What Other Authors say about Tax Adoption Deductions

What You Need To Know About China Adoption by Jeanette Pollock

We all know about China's population problem. Most of us are horrified at the Chinese one-child policy.China, in 1979, implemented the policy restricting the number of children a family can have to just...

You Need A Reputable Adoption Attorney by Loman

Building a family through adoption is a magnificent thing. Because the whole adoption process contains many complex laws that are hard to comprehend, deciding on a reputable adoption attorney can be very...

Choosing The Right Adoption Agency by Eric Morgan

When you are looking to adopt you should research different adoption agencies very carefully. There are many things to consider in order to help you narrow down to a list of specific adoption agencies....

What To Expect During An Adoption Home Study by Dana Sanders

Every state asks prospective adopting parents, no matter how they plan to adopt to participate in an adoption home study. The purpose of this study is to provide valuable information to parents who are...


In the articles shown above on this web site you will find information that has been collected from many independent sources.
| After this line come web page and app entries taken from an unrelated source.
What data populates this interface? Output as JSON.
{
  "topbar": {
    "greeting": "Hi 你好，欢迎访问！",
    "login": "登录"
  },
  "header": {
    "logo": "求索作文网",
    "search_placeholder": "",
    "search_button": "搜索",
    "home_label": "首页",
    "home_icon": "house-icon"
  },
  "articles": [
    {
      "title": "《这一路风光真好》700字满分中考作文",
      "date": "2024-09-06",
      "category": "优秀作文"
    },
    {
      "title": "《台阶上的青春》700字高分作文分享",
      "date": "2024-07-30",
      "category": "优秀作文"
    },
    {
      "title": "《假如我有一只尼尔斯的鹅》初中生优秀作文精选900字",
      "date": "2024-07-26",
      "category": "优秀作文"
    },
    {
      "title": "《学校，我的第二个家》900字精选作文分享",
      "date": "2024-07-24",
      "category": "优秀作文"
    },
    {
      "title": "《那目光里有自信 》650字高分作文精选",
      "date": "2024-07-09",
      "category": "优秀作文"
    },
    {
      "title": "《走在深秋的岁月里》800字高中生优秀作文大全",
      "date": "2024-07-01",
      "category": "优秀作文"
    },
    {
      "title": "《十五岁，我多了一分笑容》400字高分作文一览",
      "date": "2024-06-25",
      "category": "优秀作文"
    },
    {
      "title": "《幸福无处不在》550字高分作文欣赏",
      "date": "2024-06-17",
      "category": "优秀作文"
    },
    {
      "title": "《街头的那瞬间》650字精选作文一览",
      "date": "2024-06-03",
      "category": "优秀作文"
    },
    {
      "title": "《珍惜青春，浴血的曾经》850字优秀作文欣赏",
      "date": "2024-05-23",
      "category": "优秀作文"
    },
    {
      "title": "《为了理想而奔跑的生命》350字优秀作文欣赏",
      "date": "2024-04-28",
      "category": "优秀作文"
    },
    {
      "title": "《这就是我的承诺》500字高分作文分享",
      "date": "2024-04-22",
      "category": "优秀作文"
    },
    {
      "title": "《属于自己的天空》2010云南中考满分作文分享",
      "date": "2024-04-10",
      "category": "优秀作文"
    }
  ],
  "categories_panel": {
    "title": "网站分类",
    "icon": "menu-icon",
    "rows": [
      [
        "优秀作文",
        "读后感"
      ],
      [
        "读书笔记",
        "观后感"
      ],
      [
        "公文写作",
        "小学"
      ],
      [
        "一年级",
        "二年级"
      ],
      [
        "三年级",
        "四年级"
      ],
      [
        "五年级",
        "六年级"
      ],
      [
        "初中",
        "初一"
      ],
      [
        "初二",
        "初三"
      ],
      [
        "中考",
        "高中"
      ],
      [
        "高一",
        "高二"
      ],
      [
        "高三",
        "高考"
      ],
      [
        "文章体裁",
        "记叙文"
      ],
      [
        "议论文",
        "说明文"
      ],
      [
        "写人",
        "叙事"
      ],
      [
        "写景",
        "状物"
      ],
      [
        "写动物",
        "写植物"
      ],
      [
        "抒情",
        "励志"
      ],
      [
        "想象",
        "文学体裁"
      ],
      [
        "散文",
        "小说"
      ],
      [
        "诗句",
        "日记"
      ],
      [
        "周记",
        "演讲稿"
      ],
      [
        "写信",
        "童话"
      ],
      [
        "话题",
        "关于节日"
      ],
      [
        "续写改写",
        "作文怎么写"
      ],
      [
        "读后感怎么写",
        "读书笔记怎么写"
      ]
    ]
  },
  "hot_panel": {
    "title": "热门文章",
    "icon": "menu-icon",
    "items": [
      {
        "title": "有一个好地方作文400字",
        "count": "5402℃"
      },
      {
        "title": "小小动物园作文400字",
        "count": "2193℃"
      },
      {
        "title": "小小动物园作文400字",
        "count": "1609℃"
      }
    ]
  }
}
Each article or item may offers a different point of view, but not necessary that of the CPA Mom's. This information is for general information only.